Each entry needs to be retyped exactly, with nothing added or dropped.
___ Listed entries ___
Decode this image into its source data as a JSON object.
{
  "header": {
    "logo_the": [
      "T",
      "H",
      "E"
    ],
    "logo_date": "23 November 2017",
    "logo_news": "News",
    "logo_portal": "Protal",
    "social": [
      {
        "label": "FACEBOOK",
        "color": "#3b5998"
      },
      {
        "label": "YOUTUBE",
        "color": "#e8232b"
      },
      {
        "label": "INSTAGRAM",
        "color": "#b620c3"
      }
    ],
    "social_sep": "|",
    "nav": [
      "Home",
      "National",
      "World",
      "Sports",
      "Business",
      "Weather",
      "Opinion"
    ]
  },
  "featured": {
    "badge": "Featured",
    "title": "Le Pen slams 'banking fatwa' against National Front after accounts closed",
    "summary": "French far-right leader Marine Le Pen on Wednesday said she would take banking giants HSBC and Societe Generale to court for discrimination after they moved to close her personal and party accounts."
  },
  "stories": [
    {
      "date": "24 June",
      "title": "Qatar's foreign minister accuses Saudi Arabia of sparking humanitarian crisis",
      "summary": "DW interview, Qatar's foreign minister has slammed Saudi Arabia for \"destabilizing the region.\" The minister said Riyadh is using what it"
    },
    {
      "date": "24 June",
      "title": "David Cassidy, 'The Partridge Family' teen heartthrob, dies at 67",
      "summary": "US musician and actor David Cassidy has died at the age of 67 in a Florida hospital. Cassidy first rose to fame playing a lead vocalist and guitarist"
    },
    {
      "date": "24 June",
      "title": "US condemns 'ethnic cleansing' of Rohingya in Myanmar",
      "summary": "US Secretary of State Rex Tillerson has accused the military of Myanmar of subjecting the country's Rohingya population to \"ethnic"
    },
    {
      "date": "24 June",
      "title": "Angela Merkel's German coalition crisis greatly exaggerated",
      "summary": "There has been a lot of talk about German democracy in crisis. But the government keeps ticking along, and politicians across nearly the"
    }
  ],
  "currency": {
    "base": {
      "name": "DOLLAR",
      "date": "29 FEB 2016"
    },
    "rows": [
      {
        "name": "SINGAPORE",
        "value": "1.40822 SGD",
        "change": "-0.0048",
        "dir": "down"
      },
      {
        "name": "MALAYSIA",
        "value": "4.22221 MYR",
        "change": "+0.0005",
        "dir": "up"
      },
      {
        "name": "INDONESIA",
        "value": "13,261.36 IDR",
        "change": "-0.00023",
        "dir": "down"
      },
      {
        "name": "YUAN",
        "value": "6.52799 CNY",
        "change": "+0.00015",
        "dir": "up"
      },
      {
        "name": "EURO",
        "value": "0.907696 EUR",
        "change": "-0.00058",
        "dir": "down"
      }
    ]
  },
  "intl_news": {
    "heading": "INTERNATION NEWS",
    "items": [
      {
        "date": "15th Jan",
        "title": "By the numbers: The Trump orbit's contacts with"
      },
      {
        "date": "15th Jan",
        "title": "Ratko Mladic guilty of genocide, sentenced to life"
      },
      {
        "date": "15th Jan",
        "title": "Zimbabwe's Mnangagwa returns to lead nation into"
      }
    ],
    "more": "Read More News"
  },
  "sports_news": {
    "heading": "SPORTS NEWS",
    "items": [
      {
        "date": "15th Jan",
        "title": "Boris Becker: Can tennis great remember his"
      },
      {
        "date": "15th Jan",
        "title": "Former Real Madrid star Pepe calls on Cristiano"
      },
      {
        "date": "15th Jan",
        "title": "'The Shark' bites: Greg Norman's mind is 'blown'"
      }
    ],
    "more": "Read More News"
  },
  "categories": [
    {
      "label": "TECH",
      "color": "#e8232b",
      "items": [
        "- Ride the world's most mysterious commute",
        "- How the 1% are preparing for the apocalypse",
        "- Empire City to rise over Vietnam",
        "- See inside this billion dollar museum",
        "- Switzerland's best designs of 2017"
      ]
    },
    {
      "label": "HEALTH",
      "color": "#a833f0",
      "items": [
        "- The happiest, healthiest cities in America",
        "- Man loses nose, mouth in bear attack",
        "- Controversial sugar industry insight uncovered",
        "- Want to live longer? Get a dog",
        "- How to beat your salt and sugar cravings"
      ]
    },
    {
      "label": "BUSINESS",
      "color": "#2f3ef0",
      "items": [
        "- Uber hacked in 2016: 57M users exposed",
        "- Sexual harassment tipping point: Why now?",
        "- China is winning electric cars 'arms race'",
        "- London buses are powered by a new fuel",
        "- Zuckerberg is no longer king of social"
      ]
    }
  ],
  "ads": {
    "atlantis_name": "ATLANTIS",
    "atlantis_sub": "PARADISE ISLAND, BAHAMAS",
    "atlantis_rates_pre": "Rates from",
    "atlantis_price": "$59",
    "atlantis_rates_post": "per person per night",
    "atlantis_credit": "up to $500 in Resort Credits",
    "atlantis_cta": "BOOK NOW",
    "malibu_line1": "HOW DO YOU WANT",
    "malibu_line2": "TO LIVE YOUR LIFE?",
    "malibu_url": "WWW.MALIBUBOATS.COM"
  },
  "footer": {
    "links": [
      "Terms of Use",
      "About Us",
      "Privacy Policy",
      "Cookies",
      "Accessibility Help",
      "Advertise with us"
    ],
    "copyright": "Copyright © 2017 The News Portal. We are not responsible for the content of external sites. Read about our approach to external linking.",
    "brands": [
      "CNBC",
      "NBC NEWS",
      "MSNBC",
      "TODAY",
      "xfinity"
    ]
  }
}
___
Solution for this exercise:
Decode this image into its source data as a JSON object.
{
  "header": {
    "logo_the": [
      "T",
      "H",
      "E"
    ],
    "logo_date": "23 November 2017",
    "logo_news": "News",
    "logo_portal": "Protal",
    "social": [
      {
        "label": "FACEBOOK",
        "color": "#3b5998"
      },
      {
        "label": "YOUTUBE",
        "color": "#e8232b"
      },
      {
        "label": "INSTAGRAM",
        "color": "#b620c3"
      }
    ],
    "social_sep": "|",
    "nav": [
      "Home",
      "National",
      "World",
      "Sports",
      "Business",
      "Weather",
      "Opinion"
    ]
  },
  "featured": {
    "badge": "Featured",
    "title": "Le Pen slams 'banking fatwa' against National Front after accounts closed",
    "summary": "French far-right leader Marine Le Pen on Wednesday said she would take banking giants HSBC and Societe Generale to court for discrimination after they moved to close her personal and party accounts."
  },
  "stories": [
    {
      "date": "24 June",
      "title": "Qatar's foreign minister accuses Saudi Arabia of sparking humanitarian crisis",
      "summary": "DW interview, Qatar's foreign minister has slammed Saudi Arabia for \"destabilizing the region.\" The minister said Riyadh is using what it"
    },
    {
      "date": "24 June",
      "title": "David Cassidy, 'The Partridge Family' teen heartthrob, dies at 67",
      "summary": "US musician and actor David Cassidy has died at the age of 67 in a Florida hospital. Cassidy first rose to fame playing a lead vocalist and guitarist"
    },
    {
      "date": "24 June",
      "title": "US condemns 'ethnic cleansing' of Rohingya in Myanmar",
      "summary": "US Secretary of State Rex Tillerson has accused the military of Myanmar of subjecting the country's Rohingya population to \"ethnic"
    },
    {
      "date": "24 June",
      "title": "Angela Merkel's German coalition crisis greatly exaggerated",
      "summary": "There has been a lot of talk about German democracy in crisis. But the government keeps ticking along, and politicians across nearly the"
    }
  ],
  "currency": {
    "base": {
      "name": "DOLLAR",
      "date": "29 FEB 2016"
    },
    "rows": [
      {
        "name": "SINGAPORE",
        "value": "1.40822 SGD",
        "change": "-0.0048",
        "dir": "down"
      },
      {
        "name": "MALAYSIA",
        "value": "4.22221 MYR",
        "change": "+0.0005",
        "dir": "up"
      },
      {
        "name": "INDONESIA",
        "value": "13,261.36 IDR",
        "change": "-0.00023",
        "dir": "down"
      },
      {
        "name": "YUAN",
        "value": "6.52799 CNY",
        "change": "+0.00015",
        "dir": "up"
      },
      {
        "name": "EURO",
        "value": "0.907696 EUR",
        "change": "-0.00058",
        "dir": "down"
      }
    ]
  },
  "intl_news": {
    "heading": "INTERNATION NEWS",
    "items": [
      {
        "date": "15th Jan",
        "title": "By the numbers: The Trump orbit's contacts with"
      },
      {
        "date": "15th Jan",
        "title": "Ratko Mladic guilty of genocide, sentenced to life"
      },
      {
        "date": "15th Jan",
        "title": "Zimbabwe's Mnangagwa returns to lead nation into"
      }
    ],
    "more": "Read More News"
  },
  "sports_news": {
    "heading": "SPORTS NEWS",
    "items": [
      {
        "date": "15th Jan",
        "title": "Boris Becker: Can tennis great remember his"
      },
      {
        "date": "15th Jan",
        "title": "Former Real Madrid star Pepe calls on Cristiano"
      },
      {
        "date": "15th Jan",
        "title": "'The Shark' bites: Greg Norman's mind is 'blown'"
      }
    ],
    "more": "Read More News"
  },
  "categories": [
    {
      "label": "TECH",
      "color": "#e8232b",
      "items": [
        "- Ride the world's most mysterious commute",
        "- How the 1% are preparing for the apocalypse",
        "- Empire City to rise over Vietnam",
        "- See inside this billion dollar museum",
        "- Switzerland's best designs of 2017"
      ]
    },
    {
      "label": "HEALTH",
      "color": "#a833f0",
      "items": [
        "- The happiest, healthiest cities in America",
        "- Man loses nose, mouth in bear attack",
        "- Controversial sugar industry insight uncovered",
        "- Want to live longer? Get a dog",
        "- How to beat your salt and sugar cravings"
      ]
    },
    {
      "label": "BUSINESS",
      "color": "#2f3ef0",
      "items": [
        "- Uber hacked in 2016: 57M users exposed",
        "- Sexual harassment tipping point: Why now?",
        "- China is winning electric cars 'arms race'",
        "- London buses are powered by a new fuel",
        "- Zuckerberg is no longer king of social"
      ]
    }
  ],
  "ads": {
    "atlantis_name": "ATLANTIS",
    "atlantis_sub": "PARADISE ISLAND, BAHAMAS",
    "atlantis_rates_pre": "Rates from",
    "atlantis_price": "$59",
    "atlantis_rates_post": "per person per night",
    "atlantis_credit": "up to $500 in Resort Credits",
    "atlantis_cta": "BOOK NOW",
    "malibu_line1": "HOW DO YOU WANT",
    "malibu_line2": "TO LIVE YOUR LIFE?",
    "malibu_url": "WWW.MALIBUBOATS.COM"
  },
  "footer": {
    "links": [
      "Terms of Use",
      "About Us",
      "Privacy Policy",
      "Cookies",
      "Accessibility Help",
      "Advertise with us"
    ],
    "copyright": "Copyright © 2017 The News Portal. We are not responsible for the content of external sites. Read about our approach to external linking.",
    "brands": [
      "CNBC",
      "NBC NEWS",
      "MSNBC",
      "TODAY",
      "xfinity"
    ]
  }
}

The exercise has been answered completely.